We’ve all seen the significant impact of the pandemic on our daily and professional lives. Suddenly entire offices working from home. Widespread furloughs and layoffs. Bankruptcies and other business interruptions. And more recently, slowdowns at the US postal service with resulting mail delays. At least toilet paper is back on the shelves.
But how is the business-to-business ecosystem responding to these unprecedented times?
If we follow the lifecycle of B2B transactions, it’s clear that business practices have changed dramatically in this new environment. Far from being temporary changes, these trends point to a new normal and the companies positioned to take advantage of these trends will potentially dominate their domains for years to come.
1. Adios to the paper check
If you’re a Gen X or Boomer, you probably still have a check book and whip it out monthly to pay some of your bills. However, if you’re any younger than that, you probably think of a check book as in the same category as a cassette player or dial up internet – something you’ve heard about but never really experienced. Amazingly, paper checks have proven to be remarkably persistent in B2B payments, still accounting for 42% of all B2B payments in the US in 2019, according to the AFP.
As you might expect, paper check use has been decreasing over the years, though painfully slowly. But now, the pandemic could prove to be the death knell for the paper check. With many offices empty and no accounts receivable staff to process paper check payments, many suppliers are requiring electronic payment rather than physical checks. In fact, a recent survey by Citizens Commercial Bank found that 66% of businesses expect that they will stop making or accepting payments with cash or paper checks.
This leads to the next trend . . .
2. Turbocharging Account Payable and Accounts Receivable automation
As companies have been forced to move much of their back office processes online, leading providers of Accounts Payable (AP) and Accounts Receivable (AR) automation are picking up the slack. Just look at their recent results. On the AP side, Bill.com reported just last week that subscription and transaction revenue was up 59% YoY. Pretty impressive growth for a public company. And as an example on the AR side, newcomer Paystand notched 200% growth in monthly network payment volume YoY as they recently joined the 2020 Inc 5000 list.
However, even as AP and AR processes are increasingly automated, the current challenging economic environment has resulted in many suppliers struggling just to get their customers to pay, regardless of the payment channel. A recent study by credit risk analytics company Atradius found that 43% of the total value of B2B invoices is affected by late payments. This is an increase of 25% from a year ago. Ouch. How can companies manage their working capital as they struggle to get paid?
3. Supply chain finance to the rescue
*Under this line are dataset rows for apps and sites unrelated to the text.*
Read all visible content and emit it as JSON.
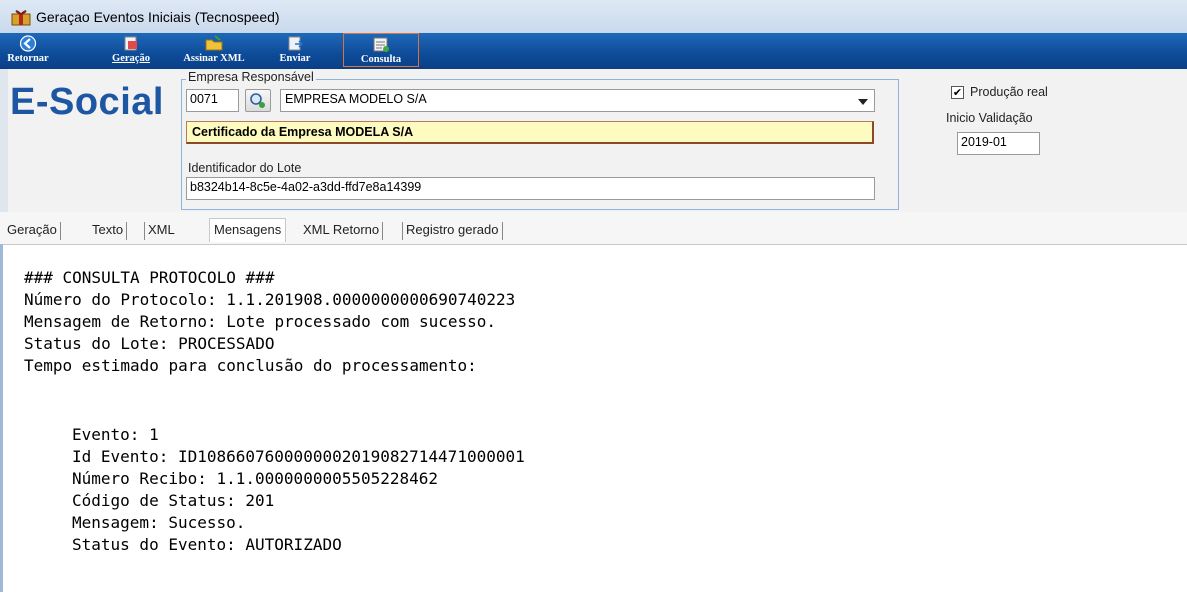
{
  "window": {
    "title": "Geraçao Eventos Iniciais (Tecnospeed)",
    "icon": "gift-icon"
  },
  "toolbar": {
    "buttons": [
      {
        "label": "Retornar",
        "icon": "back-arrow-icon",
        "accent": "Retornar"
      },
      {
        "label": "Geração",
        "icon": "generate-icon"
      },
      {
        "label": "Assinar XML",
        "icon": "folder-sign-icon"
      },
      {
        "label": "Enviar",
        "icon": "send-icon"
      },
      {
        "label": "Consulta",
        "icon": "consult-icon",
        "active": true
      }
    ]
  },
  "header": {
    "brand": "E-Social",
    "group_title": "Empresa Responsável",
    "company_code": "0071",
    "company_name": "EMPRESA MODELO S/A",
    "certificate": "Certificado da Empresa MODELA S/A",
    "lot_label": "Identificador do Lote",
    "lot_id": "b8324b14-8c5e-4a02-a3dd-ffd7e8a14399",
    "production_label": "Produção real",
    "production_checked": true,
    "validation_label": "Inicio Validação",
    "validation_value": "2019-01"
  },
  "tabs": [
    "Geração",
    "Texto",
    "XML",
    "Mensagens",
    "XML Retorno",
    "Registro gerado"
  ],
  "active_tab": "Mensagens",
  "messages": {
    "lines": [
      "### CONSULTA PROTOCOLO ###",
      "Número do Protocolo: 1.1.201908.0000000000690740223",
      "Mensagem de Retorno: Lote processado com sucesso.",
      "Status do Lote: PROCESSADO",
      "Tempo estimado para conclusão do processamento:"
    ],
    "event_lines": [
      "Evento: 1",
      "Id Evento: ID1086607600000002019082714471000001",
      "Número Recibo: 1.1.0000000005505228462",
      "Código de Status: 201",
      "Mensagem: Sucesso.",
      "Status do Evento: AUTORIZADO"
    ]
  },
  "colors": {
    "toolbar": "#0d4b98",
    "brand": "#1d57a3",
    "certificate_bg": "#fdfbbf",
    "active_border": "#e0703a"
  }
}
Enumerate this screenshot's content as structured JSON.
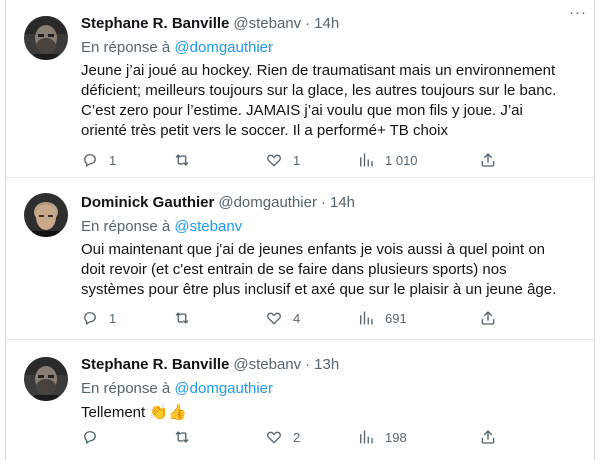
{
  "tweets": [
    {
      "author_name": "Stephane R. Banville",
      "handle": "@stebanv",
      "separator": "·",
      "time": "14h",
      "reply_prefix": "En réponse à",
      "reply_to": "@domgauthier",
      "text": "Jeune j’ai joué au hockey. Rien de traumatisant mais un environnement déficient; meilleurs toujours sur la glace, les autres toujours sur le banc. C’est zero pour l’estime. JAMAIS j’ai voulu que mon fils y joue. J’ai orienté très petit vers le soccer. Il a performé+ TB choix",
      "emoji": "",
      "replies": "1",
      "retweets": "",
      "likes": "1",
      "views": "1 010"
    },
    {
      "author_name": "Dominick Gauthier",
      "handle": "@domgauthier",
      "separator": "·",
      "time": "14h",
      "reply_prefix": "En réponse à",
      "reply_to": "@stebanv",
      "text": "Oui maintenant que j'ai de jeunes enfants je vois aussi à quel point on doit revoir (et c'est entrain de se faire dans plusieurs sports) nos systèmes pour être plus inclusif et axé que sur le plaisir à un jeune âge.",
      "emoji": "",
      "replies": "1",
      "retweets": "",
      "likes": "4",
      "views": "691"
    },
    {
      "author_name": "Stephane R. Banville",
      "handle": "@stebanv",
      "separator": "·",
      "time": "13h",
      "reply_prefix": "En réponse à",
      "reply_to": "@domgauthier",
      "text": "Tellement",
      "emoji": "👏👍",
      "replies": "",
      "retweets": "",
      "likes": "2",
      "views": "198"
    }
  ],
  "more_label": "···",
  "icons": {
    "reply": "reply-icon",
    "retweet": "retweet-icon",
    "like": "heart-icon",
    "views": "views-icon",
    "share": "share-icon",
    "more": "more-icon"
  },
  "colors": {
    "text": "#0f1419",
    "secondary": "#536471",
    "link": "#1d9bf0",
    "divider": "#dfe5e8"
  }
}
As banks and other lenders have ratcheted back on extending loans to all but the most established companies, working capital providers have seen a significant spike in business. Companies are seeking working capital to stem losses or fund growth, and supply chain financing has emerged as a leading option. Supply chain financing (SCF) offers suppliers access to early payment, albeit at a slight discount, rather than wait 30, 60 or even 90 days after a sale to get paid. Buyers benefit from obtaining discounts by paying early, and suppliers get the benefit of early access to funds without having to tap into their available credit.
In my recent discussion with the CFO of Taulia, a provider of working capital solutions, he felt that their recent surge in volume validated the critical role that supply chain financing can play for businesses seeking working capital. As small business lenders scale back their lending (see the recent travails of Kabbage as an example), a survey by Taulia found that over 60% of businesses are more interested in requesting early payment as a result of the COVID-19 pandemic. Indeed, Taulia reported a 208% increase in early payment volume month-over-month in March, as the economic slowdown took hold.
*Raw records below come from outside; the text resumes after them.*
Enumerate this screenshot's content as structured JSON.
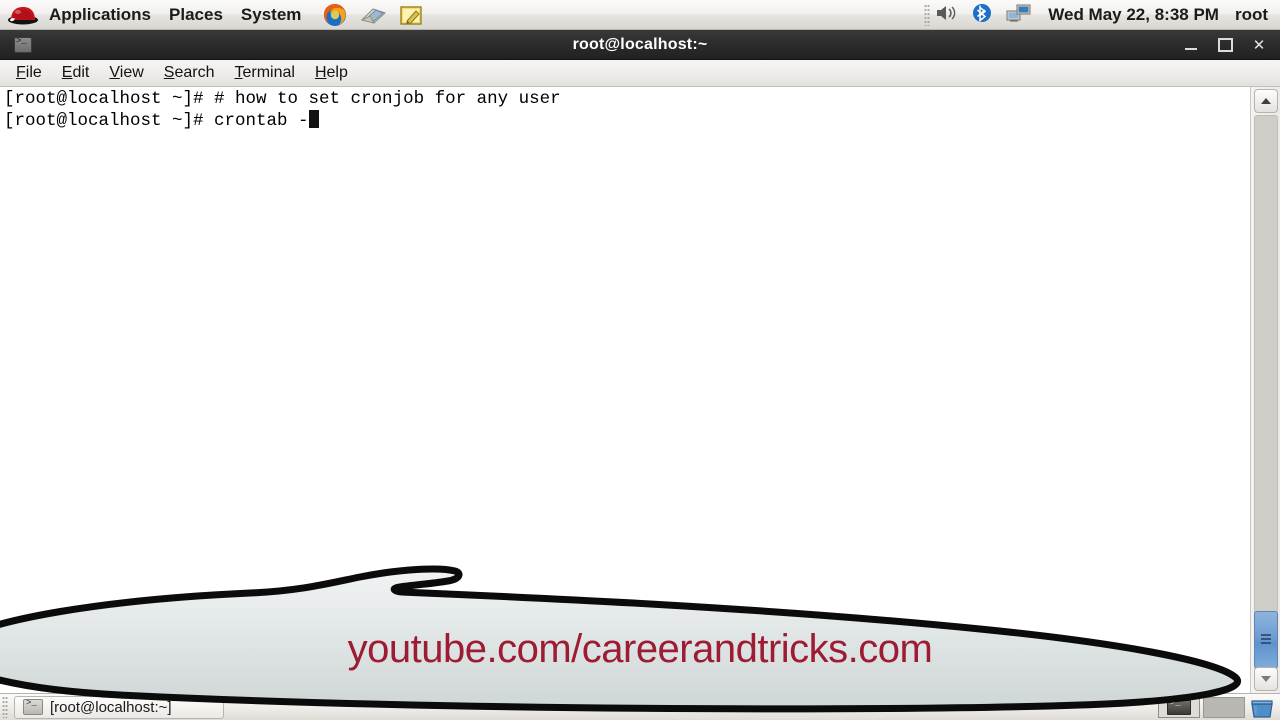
{
  "desktop": {
    "top_panel": {
      "logo": "redhat-logo",
      "menus": [
        {
          "label": "Applications",
          "name": "menu-applications"
        },
        {
          "label": "Places",
          "name": "menu-places"
        },
        {
          "label": "System",
          "name": "menu-system"
        }
      ],
      "launchers": [
        {
          "name": "firefox-icon",
          "title": "Firefox Web Browser"
        },
        {
          "name": "evolution-mail-icon",
          "title": "Evolution Mail"
        },
        {
          "name": "text-editor-icon",
          "title": "Text Editor"
        }
      ],
      "tray": [
        {
          "name": "volume-icon"
        },
        {
          "name": "bluetooth-icon"
        },
        {
          "name": "network-icon"
        }
      ],
      "clock": "Wed May 22,  8:38 PM",
      "user": "root"
    },
    "bottom_panel": {
      "task_button_label": "[root@localhost:~]",
      "task_button_icon": "terminal-icon",
      "workspaces": [
        {
          "name": "workspace-1",
          "active": true
        },
        {
          "name": "workspace-2",
          "active": false
        }
      ],
      "trash_icon": "trash-icon"
    }
  },
  "terminal": {
    "title": "root@localhost:~",
    "window_controls": {
      "minimize": "–",
      "maximize": "□",
      "close": "✕"
    },
    "menubar": [
      {
        "name": "menu-file",
        "mnemonic": "F",
        "rest": "ile"
      },
      {
        "name": "menu-edit",
        "mnemonic": "E",
        "rest": "dit"
      },
      {
        "name": "menu-view",
        "mnemonic": "V",
        "rest": "iew"
      },
      {
        "name": "menu-search",
        "mnemonic": "S",
        "rest": "earch"
      },
      {
        "name": "menu-terminal",
        "mnemonic": "T",
        "rest": "erminal"
      },
      {
        "name": "menu-help",
        "mnemonic": "H",
        "rest": "elp"
      }
    ],
    "lines": [
      "[root@localhost ~]# # how to set cronjob for any user",
      "[root@localhost ~]# crontab -"
    ],
    "line1": "[root@localhost ~]# # how to set cronjob for any user",
    "line2": "[root@localhost ~]# crontab -",
    "cursor": "block",
    "colors": {
      "background": "#ffffff",
      "foreground": "#000000"
    },
    "scrollbar": {
      "up_arrow": "scroll-up-icon",
      "down_arrow": "scroll-down-icon",
      "thumb_position": "bottom"
    }
  },
  "watermark": {
    "text": "youtube.com/careerandtricks.com",
    "color": "#9e1b34"
  }
}
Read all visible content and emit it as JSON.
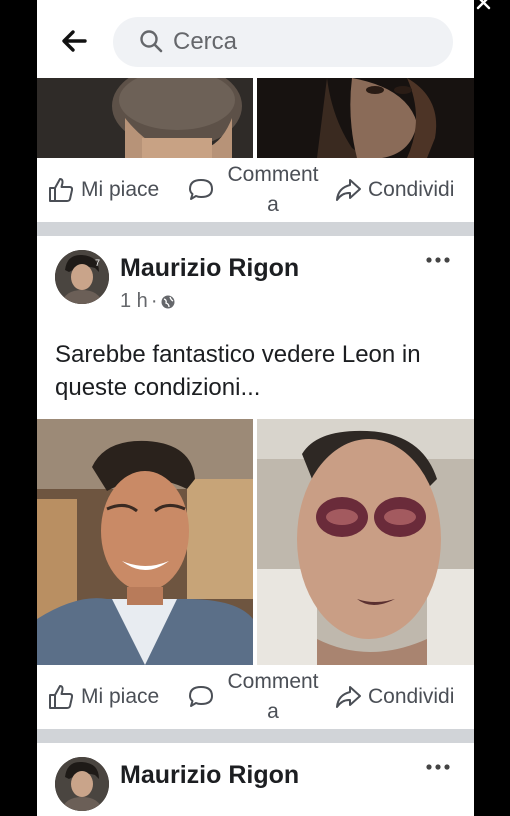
{
  "header": {
    "search_placeholder": "Cerca"
  },
  "actions": {
    "like_label": "Mi piace",
    "comment_label_line1": "Comment",
    "comment_label_line2": "a",
    "share_label": "Condividi"
  },
  "post": {
    "author": "Maurizio Rigon",
    "time": "1 h",
    "separator": "·",
    "text": "Sarebbe fantastico vedere Leon in queste condizioni..."
  },
  "next_post": {
    "author": "Maurizio Rigon"
  },
  "icons": {
    "back": "arrow-left-icon",
    "search": "search-icon",
    "like": "thumbs-up-icon",
    "comment": "comment-bubble-icon",
    "share": "share-arrow-icon",
    "privacy": "globe-icon",
    "more": "more-dots-icon",
    "close": "close-icon"
  },
  "colors": {
    "background": "#000000",
    "card": "#ffffff",
    "divider": "#d1d4d8",
    "secondary_text": "#65676b",
    "search_bg": "#f0f2f5"
  }
}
It’s worth noting that not everyone sees SCF as a panacea. In fact, when implemented by a particularly predatory large company on the purchasing side, their smaller suppliers can be forced into accepting discounts that they may not want to accept. I found it telling that as the use of SCF continues to grow across industries, the Global Supply Chain Finance Forum recently felt compelled to issue a statement against what it says is the bullying and misuse of payables finance programs.
4. Real Time Payments in the US, finally
If you’ve ever conducted a bank-to-bank transfer in the US, you probably know that you can choose either an ACH (Automated Clearing House) transfer, which is cheap but slow, or a wire transfer, which is fast but expensive. Why can’t we have fast and cheap? Well, it looks like that option is finally here in the form of RTP (real time payments) from The Clearing House, a banking association and payments company owned by the world’s largest banks.
Although launched back in 2017, RTP is finally gaining significant traction among banks and corporate payers, resolving the chicken and egg challenge of rolling out a new payment network. According to The Clearing House, the RTP network is expected to be available to all bank accounts by the end of 2020. And on the corporate side, a recent survey from Citizens Commercial Bank found that 81% of corporations surveyed expected RTP to “dramatically transform the way business is done”. A further nail in the coffin of the paper check.
Following the Money
The current pandemic has forced a reckoning for many companies large and small to reevaluate their existing business practices and react to the rapidly changing environment. Following the money trail for B2B transactions illustrates how key trends are impacting the way businesses work with each other, and shines a spotlight on the huge opportunities for those providers poised to take advantage of this new normal.